Whining words from the back seat strike fear into the heart of even the most patient and prepared parent. So how do you entertain children on long car journeys? Tablets, DVD players and various other handheld electronica are the easy option, but there are plenty of more creative choices. Here are our favourites.
Print out your route from the internet and pick out some landmarks on the way for the kids to spot.
Classic and modern stories for all ages, which can often be borrowed from your local library.
The modern equivalent of the CD, and a vast online library of words and music for kids. Search on iTunes.
If your children like maths, quizzing them can help the miles pass. Sums relating to the trip – for example working out the distance to your destination – help build holiday excitement.
Challenge them to find vehicles of a certain colour and the first to 10 wins. Choose pink for yourself for an easy ride.
Toy shops stock magnetic versions of family favourites such as draughts, Scrabble or backgammon.
Pick a topic, such as where you should go on your next family holiday, and get everyone contributing.
A family-friendly version of an old drinking game. The driver starts by shouting ‘one’. Work round the car until you reach 21. Whoever is last to talk replaces a number with a word – the funnier the better – then starts the count again from one. Keep going until there are no numbers left.
Fill the iPod with favourite pop tunes that everyone knows and play them through the car stereo. Take turns to do a solo.
Start with the first line of a tall tale and then take it in turns to add the next sentence.
Each child spots pubs on their side of the road and claims one run per leg in the name. So The King’s Head gets nothing, but The Coach & Horses is a gamer-changer.
Younger kids love the calming repetition of threading coloured string to build up a picture or pattern.
An old favourite, but great for getting younger kids to think about language and spelling. For an extra challenge, try it from A to Z.

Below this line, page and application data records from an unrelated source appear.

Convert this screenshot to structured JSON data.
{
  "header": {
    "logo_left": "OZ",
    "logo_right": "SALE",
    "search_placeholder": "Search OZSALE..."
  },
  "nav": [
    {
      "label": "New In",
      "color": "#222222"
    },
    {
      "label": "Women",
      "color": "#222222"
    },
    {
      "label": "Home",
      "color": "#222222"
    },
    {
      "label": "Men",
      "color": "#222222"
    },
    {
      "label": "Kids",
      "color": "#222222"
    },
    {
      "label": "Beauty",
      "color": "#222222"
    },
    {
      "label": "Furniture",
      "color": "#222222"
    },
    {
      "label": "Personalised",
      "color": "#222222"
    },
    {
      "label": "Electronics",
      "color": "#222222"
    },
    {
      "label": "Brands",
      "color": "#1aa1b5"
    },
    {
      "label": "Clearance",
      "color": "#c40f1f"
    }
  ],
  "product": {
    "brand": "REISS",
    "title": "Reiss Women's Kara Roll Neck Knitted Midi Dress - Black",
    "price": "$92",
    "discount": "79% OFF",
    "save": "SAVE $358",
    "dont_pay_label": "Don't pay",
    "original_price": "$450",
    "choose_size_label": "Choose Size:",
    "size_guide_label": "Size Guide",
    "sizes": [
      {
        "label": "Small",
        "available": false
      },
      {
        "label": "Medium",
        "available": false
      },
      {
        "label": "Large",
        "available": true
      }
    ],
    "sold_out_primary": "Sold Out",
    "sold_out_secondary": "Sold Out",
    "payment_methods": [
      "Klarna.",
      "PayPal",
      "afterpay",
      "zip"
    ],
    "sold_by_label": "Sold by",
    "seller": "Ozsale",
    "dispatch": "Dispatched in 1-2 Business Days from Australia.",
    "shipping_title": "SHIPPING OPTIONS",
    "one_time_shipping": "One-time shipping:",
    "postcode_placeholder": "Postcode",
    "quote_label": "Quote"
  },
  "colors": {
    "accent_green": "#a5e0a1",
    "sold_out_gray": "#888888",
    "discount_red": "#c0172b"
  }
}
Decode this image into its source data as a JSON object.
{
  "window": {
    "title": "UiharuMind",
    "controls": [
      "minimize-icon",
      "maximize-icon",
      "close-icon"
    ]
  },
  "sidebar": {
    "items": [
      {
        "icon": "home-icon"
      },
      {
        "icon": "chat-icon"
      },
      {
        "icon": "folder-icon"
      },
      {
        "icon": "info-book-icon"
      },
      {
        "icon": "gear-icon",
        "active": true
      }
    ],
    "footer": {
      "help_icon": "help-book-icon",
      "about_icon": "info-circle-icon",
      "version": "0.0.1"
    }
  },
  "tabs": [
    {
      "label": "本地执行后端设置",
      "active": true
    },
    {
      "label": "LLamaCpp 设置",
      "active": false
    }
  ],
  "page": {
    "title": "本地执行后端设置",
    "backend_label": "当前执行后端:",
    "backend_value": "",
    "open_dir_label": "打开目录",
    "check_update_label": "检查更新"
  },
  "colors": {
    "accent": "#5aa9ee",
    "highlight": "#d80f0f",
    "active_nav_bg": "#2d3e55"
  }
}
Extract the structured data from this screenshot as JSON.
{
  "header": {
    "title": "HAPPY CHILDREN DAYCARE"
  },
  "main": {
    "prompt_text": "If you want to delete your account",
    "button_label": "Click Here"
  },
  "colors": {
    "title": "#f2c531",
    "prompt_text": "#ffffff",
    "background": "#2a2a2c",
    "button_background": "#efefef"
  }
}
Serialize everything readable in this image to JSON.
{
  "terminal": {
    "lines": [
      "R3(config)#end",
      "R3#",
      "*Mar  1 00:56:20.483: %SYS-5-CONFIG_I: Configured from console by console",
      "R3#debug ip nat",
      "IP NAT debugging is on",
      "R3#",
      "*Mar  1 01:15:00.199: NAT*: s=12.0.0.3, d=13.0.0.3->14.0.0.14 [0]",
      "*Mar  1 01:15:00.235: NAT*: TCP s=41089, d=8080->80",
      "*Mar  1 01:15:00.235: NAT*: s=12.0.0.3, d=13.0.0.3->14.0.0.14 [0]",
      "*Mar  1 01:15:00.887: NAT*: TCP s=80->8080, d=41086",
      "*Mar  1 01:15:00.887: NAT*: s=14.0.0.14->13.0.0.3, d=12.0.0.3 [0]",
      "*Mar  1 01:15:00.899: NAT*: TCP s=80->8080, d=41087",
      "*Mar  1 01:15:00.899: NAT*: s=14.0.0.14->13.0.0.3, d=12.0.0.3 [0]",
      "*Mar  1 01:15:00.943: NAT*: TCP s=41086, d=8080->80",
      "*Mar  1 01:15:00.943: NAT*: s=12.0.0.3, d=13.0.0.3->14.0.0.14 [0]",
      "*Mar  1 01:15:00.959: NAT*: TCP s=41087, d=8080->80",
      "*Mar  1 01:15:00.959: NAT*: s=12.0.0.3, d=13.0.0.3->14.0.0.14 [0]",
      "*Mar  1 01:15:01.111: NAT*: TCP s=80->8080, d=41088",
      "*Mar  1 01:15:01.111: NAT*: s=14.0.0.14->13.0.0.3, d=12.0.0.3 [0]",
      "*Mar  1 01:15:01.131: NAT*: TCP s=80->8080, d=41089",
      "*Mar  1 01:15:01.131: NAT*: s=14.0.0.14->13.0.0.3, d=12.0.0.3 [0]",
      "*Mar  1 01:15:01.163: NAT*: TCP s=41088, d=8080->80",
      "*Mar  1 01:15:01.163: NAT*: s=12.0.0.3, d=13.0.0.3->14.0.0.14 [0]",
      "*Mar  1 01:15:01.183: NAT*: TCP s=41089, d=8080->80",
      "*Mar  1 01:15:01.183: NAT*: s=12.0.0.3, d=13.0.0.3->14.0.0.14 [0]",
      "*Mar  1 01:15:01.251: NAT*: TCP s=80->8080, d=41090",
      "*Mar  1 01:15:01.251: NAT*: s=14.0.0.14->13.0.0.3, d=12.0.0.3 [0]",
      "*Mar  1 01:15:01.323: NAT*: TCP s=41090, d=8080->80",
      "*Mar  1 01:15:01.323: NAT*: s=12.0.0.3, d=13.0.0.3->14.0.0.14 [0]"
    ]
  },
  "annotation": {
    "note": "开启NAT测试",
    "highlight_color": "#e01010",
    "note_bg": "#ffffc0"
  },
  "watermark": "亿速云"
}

Needs preparation, but give the kids a small paper bag after 25 miles, 50 miles, 75 miles, etc. It could be a sweet or something to do with the holiday.
Use sticky notes on the kids’ foreheads, each with the name of a celebrity or teacher written on it, then they ask questions to guess their identity.